Lafrance Robinson, A., Dolhanty, J., Stillar, A., Henderson, K., & Mayman, S. (2014). Emotion-Focused Family Therapy for Eating Disorders Across the Lifespan: A Pilot Study of a 2-Day Transdiagnostic Intervention for Parents. Clinical Psychology & Psychotherapy, 23(1), 14-23.

Abstract:  Emotion‐focused family therapy is a transdiagnostic approach that affords parents and caregivers a significant role in their loved one’s recovery from an eating disorder. A 2‐day intervention was developed on the basis of emotion‐focused family therapy principles and delivered to 33 parents of adolescent and adult children. Data were collected pre‐ and post‐intervention. Through education and skills practice, parents were taught strategies with respect to meal support and symptom interruption as well as emotion coaching. Parents were also supported to identify and work through their own emotional blocks that could interfere with their supportive efforts. Analyses revealed a significant increase in parental self‐efficacy, a positive shift in parents’ attitudes regarding their role as emotion coach and a reduction in the fears associated with their involvement in treatment, including a decrease in self‐blame. Overall, this broad‐based, low‐cost intervention shows promise, and future research is warranted. Copyright © 2014 John Wiley & Sons, Ltd.  Link to full text.

Lafrance Robinson, A., McCague, E. A., & Whissell, C. (2014). “That chair work thing was great”: A pilot study of group-based emotion-focused therapy for anxiety and depression. Person-Centered & Experiential Psychotherapies, 13(4), 263-277.

Abstract:  Emotion-focused therapy (EFT) is an evidence-based treatment for depression and it has shown promise for the treatment of anxiety. Only one other published study has examined EFT in a group therapy setting. Using mixed-methods, the current study explored the feasibility and outcomes of an EFT group with adults referred for anxiety and depression. Pre-, post-, and 12-month follow-up measures of depression, anxiety, and difficulties in emotion regulation were administered in addition to a semi-structured interview at one-year follow-up. The analysis of individual interviews suggested improvements in various areas of functioning and quantitative data revealed a significant decrease in emotion regulation difficulties. The results of this study provide preliminary support for the application and further study of group-based EFT for clinical presentations of anxiety and depression.

Lafrance Robinson, A., McCague, B., & Whissell, C. (2012). Single-case investigation of an emotion-focused therapy group for anxiety and depression. International Journal of Integrative Psychotherapy, 3(1), 59-81.

Abstract:  Emotion-focused therapy (EFT) is an evidence-based treatment for depression and trauma and has shown promise for other presentations including anxiety.
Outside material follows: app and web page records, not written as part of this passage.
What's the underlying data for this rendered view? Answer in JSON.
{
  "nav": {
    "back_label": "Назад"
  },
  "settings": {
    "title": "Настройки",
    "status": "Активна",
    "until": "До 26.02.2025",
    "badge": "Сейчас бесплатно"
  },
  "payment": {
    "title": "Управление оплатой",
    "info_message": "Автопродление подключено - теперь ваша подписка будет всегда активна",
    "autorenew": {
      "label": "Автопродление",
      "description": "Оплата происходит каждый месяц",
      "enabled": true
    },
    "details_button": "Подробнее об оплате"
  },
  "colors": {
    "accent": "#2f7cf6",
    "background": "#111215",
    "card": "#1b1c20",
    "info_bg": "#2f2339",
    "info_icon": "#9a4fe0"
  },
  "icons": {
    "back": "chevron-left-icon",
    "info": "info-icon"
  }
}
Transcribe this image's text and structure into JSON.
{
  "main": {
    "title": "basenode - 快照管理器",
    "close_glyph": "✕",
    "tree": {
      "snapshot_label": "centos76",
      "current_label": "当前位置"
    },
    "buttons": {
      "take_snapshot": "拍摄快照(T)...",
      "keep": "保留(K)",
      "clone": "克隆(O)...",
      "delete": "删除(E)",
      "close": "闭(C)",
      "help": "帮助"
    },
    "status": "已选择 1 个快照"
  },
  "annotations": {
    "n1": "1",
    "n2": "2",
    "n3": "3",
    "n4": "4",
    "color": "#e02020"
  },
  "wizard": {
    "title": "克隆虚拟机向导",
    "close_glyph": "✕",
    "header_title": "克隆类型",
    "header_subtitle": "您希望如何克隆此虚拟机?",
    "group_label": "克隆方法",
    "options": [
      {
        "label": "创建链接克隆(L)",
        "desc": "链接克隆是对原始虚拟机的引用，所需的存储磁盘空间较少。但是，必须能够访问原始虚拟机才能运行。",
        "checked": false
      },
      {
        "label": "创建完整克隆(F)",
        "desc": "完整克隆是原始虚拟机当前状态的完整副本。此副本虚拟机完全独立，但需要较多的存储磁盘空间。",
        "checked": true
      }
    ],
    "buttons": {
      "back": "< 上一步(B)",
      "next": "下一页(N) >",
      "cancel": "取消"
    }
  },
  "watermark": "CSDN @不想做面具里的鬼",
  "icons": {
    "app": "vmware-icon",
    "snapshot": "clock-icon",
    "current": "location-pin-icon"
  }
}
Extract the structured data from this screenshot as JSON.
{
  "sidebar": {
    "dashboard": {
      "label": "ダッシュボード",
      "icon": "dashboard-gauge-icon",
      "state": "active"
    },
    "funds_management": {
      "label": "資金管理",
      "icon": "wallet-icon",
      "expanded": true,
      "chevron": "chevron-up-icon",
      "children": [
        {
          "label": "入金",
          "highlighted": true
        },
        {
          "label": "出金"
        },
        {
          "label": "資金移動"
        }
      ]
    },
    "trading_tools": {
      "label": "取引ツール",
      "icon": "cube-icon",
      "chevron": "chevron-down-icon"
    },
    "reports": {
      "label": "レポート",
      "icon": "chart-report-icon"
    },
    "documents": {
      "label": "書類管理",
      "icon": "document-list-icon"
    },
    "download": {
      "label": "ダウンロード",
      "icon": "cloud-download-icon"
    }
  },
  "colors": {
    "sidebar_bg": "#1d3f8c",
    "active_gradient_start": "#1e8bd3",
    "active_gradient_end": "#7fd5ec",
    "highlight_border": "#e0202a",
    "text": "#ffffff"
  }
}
Minimal research exists investigating the outcomes of emotion-focused therapy in a group setting. The current research presents a mixed-method single-case study of one client’s experiences and outcomes following a nine-week EFT group for depression and anxiety. Weekly measures of session-feelings evaluations were collected. Follow-up measures, including a qualitative interview, were administered one year post-treatment.  Pre-, post-, and follow-up measures assessed depression, anxiety, and emotional regulation. Results showed clinically significant improvements in anxiety, depression, and emotional regulation over time. Indirect and direct evidence of client change were detected. Five super-ordinate themes with sub-themes emerged from the qualitative analysis. Link to full text.